SARASOTA COUNTY, Fla. (WFLA) – A record 22 babies were born to mother dolphins in Sarasota Bay this year, surpassing the previous record set in 2017, and researchers believe it may be due to red tide.
The Chicago Zoological Society’s Sarasota Dolphin Research Program documented the births throughout the year. The program studies 170 dolphins that researchers see on a regular basis in Sarasota Bay. The dolphins have been studied since the 1970s. Through their studies, researchers know the dolphins in Sarasota Bay are long-term residents who have lived there across decades and generations.
According to the Sarasota Dolphin Research Program, the dolphins are “the focus of the world’s longest-running study of a wild dolphin population.”
“We can recognize them from patterns of nicks and notches on their dorsal fin, on the fin on their back, and we’ve been able to track them through as many as five concurrent generations, and up to six generations for some of the lineages in the area,” said Dr. Randy Wells, vice president of Marine Mammal Conservation and Director of the Chicago Zoological Society’s Sarasota Dolphin Research Program.
This year’s baby boom comes after a difficult time for the dolphins of the bay due to strong and long-lasting red tide that came into the Sarasota area in the summer of 2018. Dr. Wells said dolphins died due to both the brevotoxins of red tide directly, as well to ecological effects of red tide, like loss of fish.
Dr. Wells said that more than 75% of the dolphins’ prey fish were gone as result of red tide.
The red tide existed in the bay through the winter of 2018 and in to 2019. Returning predators became an issue when it waned. One hypothesis that researchers have leads to sharks and their prey of stingrays.
“The dolphins stayed in the area and the sharks came back to the area. The rays did not come back in the same numbers that they had been before. Previously, when we’ve seen declines in stingray abundance through the fishing studies that we do to monitor the available fish in Sarasota Bay, when we see a decline in rays, we see it increasing the number of shark bites,” Dr. Wells said. “This time we saw a record number of shark bites on our dolphins during 2019 and 2020 following this red tide.”
Dr. Wells explained that, in those years, they saw a decline in baby dolphins, possibly related to the decline in the stingray population.
“So it’s hard to prove a negative, but these little babies are bite-sized morsels for some of the larger sharks like bull sharks and we wouldn’t expect them to necessarily show a scar that is healing. They would just be gone,” he said.
While the baby dolphin population declined due to these issues, it led to the “baby boom” of 2021.
Dolphins who lost their calves were able to become pregnant again. According to the Sarasota Dolphin Research Program, Sarasota dolphins typically rear their young for around four years.
Dr. Wells said red tide issues in 2020 did not have any major effects on the dolphins in Sarasota Bay. Pregnant dolphins were able to carry their babies for 12.5 months, giving birth this year.
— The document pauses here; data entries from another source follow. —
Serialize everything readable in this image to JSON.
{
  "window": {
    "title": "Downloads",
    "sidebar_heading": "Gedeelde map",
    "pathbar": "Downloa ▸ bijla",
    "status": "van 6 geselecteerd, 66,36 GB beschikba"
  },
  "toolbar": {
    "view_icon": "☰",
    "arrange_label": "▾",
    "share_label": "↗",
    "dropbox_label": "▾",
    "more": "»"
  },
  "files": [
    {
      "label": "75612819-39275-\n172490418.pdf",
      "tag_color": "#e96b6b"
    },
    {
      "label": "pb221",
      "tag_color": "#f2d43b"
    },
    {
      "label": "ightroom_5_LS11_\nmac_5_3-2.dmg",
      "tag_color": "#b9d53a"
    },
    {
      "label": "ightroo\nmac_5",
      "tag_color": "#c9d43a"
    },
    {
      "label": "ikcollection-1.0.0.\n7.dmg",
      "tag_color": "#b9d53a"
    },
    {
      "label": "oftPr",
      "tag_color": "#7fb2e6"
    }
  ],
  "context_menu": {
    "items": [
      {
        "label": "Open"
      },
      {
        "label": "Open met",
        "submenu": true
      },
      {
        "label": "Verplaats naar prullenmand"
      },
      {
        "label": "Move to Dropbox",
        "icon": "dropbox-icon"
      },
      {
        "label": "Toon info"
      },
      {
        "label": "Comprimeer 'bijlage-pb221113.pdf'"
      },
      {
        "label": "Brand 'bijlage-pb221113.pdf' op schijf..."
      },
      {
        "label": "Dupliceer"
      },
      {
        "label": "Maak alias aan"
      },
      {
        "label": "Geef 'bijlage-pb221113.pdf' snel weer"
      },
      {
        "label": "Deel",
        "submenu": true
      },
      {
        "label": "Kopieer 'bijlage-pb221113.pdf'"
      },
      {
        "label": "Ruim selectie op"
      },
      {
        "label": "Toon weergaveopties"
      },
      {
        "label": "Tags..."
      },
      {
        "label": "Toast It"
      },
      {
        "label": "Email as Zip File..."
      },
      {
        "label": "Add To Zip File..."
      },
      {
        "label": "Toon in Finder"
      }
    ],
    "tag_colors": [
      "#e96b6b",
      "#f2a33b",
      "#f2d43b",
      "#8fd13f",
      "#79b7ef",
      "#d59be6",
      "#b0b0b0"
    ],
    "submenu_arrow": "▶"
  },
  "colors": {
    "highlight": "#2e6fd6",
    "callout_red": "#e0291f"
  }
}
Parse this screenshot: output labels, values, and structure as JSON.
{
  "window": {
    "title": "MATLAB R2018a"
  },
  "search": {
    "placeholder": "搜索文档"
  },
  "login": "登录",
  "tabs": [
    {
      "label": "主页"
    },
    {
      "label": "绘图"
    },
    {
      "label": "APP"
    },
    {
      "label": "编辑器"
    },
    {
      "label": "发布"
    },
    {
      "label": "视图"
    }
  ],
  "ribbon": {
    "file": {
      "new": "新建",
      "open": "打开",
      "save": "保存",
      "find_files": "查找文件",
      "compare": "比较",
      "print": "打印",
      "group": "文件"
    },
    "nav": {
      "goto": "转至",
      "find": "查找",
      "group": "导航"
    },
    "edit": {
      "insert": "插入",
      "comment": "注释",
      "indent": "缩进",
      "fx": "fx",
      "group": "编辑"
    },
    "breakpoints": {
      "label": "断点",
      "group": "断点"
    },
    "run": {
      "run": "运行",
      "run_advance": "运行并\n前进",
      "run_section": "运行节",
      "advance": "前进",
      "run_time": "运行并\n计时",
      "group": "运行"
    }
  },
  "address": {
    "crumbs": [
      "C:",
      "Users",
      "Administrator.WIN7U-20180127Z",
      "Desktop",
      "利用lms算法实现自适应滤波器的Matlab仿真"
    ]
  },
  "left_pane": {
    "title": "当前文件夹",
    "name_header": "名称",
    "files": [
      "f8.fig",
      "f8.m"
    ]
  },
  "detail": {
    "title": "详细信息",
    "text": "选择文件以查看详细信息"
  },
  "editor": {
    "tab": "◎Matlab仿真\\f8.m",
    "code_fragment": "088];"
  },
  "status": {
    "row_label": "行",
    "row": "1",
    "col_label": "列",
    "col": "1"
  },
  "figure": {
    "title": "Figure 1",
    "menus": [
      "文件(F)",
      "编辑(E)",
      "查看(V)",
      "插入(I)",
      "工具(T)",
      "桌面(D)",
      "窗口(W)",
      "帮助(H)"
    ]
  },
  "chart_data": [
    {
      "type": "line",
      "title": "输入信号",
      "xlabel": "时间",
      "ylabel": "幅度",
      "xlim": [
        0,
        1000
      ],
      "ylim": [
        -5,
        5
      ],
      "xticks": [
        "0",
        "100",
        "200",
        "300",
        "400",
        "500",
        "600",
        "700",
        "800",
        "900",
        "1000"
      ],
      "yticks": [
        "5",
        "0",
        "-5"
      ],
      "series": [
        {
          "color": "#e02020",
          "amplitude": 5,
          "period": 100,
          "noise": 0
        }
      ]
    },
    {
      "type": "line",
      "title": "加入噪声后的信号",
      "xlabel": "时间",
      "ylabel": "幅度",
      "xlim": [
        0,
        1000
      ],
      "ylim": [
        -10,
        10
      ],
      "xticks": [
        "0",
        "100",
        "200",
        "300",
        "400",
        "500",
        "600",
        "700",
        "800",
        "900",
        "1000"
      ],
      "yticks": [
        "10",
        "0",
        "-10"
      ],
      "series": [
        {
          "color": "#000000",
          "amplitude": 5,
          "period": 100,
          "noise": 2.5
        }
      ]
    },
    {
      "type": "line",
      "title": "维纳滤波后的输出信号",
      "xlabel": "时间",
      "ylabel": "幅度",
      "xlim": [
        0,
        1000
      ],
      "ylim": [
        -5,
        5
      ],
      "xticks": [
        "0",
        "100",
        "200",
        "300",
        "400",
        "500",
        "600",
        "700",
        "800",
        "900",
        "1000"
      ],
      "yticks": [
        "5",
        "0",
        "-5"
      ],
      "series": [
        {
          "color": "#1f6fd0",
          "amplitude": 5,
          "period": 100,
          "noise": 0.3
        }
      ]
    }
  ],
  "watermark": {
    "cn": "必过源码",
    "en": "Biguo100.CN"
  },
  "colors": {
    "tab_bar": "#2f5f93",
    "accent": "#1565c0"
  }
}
The fish populations have bounced back quickly from red tide blooms in 2021, according to Dr. Wells.
“We learned long ago that studying the dolphins in a vacuum doesn’t get you very far. You really need to understand the dolphins relative to the drivers that determine what their behavior is going to be,” he said. “So ecology is important. We monitor the fish and we found that the fish populations came back within a few months to near record levels.”
The new year also looks to be shaping up well for Sarasota Bay’s 22 babies and other resident dolphins, as Dr. Wells said the fish population is doing well and researchers are not seeing any indications of health issues among the dolphins.
He does ask that residents and dolphin lovers do their part to keep waterways clean and the animals safe.
“[The dolphins don’t] get to just choose which threat they’re going to face. [They] can’t say, ‘oh this month we’re going to face red tide,'” he said. “They have to face a variety of threats at any given time and we need to give them the freedom to do that by creating as good quality of an ecosystem and a home as we possibly can.”